▸ **What you should do**
Count, in the entries, the lines with "label". Answer with the number only.

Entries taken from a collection
------------------------------------------------------------

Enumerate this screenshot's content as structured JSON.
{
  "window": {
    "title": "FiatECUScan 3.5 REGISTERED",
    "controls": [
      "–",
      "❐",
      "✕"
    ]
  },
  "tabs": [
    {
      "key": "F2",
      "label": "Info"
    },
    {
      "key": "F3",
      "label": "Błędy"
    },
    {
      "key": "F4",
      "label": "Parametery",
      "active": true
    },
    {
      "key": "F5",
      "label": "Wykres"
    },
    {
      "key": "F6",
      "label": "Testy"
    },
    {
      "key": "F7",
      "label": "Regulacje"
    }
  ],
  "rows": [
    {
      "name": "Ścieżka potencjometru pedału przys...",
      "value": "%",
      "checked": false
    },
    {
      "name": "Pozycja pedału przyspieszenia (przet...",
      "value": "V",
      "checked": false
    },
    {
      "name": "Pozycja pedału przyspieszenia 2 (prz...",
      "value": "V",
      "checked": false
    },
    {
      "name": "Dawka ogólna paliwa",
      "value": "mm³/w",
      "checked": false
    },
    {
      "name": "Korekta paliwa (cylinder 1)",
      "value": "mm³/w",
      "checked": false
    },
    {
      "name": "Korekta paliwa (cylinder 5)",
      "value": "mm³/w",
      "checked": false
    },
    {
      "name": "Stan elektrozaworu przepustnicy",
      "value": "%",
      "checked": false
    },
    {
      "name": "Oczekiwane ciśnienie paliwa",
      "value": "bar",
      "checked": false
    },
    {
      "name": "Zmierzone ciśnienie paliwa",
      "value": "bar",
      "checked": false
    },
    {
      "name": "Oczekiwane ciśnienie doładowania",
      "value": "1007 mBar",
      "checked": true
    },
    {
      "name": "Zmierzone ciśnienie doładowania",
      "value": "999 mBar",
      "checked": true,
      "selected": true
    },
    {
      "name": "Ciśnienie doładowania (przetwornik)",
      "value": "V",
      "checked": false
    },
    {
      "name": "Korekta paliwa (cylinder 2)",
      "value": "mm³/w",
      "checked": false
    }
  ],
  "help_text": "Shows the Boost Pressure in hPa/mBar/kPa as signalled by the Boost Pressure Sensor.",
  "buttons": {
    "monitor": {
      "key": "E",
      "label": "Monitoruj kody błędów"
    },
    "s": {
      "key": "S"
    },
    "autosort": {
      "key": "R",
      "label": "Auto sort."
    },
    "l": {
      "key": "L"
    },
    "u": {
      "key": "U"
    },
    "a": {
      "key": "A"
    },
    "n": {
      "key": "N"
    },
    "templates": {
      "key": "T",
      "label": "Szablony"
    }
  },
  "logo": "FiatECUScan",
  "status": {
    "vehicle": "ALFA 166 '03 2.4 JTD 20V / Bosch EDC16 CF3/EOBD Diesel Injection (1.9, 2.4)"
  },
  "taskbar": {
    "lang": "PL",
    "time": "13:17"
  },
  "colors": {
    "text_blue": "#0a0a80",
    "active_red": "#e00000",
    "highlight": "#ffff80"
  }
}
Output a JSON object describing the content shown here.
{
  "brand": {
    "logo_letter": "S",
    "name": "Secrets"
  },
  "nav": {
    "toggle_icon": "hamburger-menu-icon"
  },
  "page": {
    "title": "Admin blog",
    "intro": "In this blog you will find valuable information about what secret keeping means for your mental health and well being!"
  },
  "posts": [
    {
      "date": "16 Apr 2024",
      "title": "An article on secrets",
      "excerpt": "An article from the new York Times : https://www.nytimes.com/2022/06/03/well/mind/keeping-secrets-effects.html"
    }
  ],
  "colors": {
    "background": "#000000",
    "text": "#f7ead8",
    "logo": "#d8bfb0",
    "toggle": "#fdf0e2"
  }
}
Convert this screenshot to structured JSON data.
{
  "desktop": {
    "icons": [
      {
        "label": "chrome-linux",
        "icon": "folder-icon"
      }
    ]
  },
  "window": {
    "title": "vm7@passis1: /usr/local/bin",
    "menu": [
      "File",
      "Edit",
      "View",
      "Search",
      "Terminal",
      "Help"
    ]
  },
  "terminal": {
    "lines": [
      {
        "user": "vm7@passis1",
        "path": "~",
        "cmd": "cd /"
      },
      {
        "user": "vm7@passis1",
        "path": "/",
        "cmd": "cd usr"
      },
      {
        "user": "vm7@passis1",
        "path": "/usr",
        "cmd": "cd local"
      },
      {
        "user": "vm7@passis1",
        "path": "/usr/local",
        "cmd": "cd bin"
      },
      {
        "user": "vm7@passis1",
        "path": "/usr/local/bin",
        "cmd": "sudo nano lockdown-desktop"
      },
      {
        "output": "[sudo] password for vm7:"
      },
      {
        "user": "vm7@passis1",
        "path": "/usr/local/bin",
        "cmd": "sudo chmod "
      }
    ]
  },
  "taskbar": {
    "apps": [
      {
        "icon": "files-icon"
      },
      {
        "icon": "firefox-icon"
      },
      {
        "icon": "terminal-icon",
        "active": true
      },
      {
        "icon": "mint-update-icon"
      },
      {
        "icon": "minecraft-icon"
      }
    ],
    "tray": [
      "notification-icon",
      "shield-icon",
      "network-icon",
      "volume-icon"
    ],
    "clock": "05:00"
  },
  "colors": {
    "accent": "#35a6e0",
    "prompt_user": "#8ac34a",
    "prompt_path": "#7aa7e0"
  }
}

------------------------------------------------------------

▸ **Written solution**
10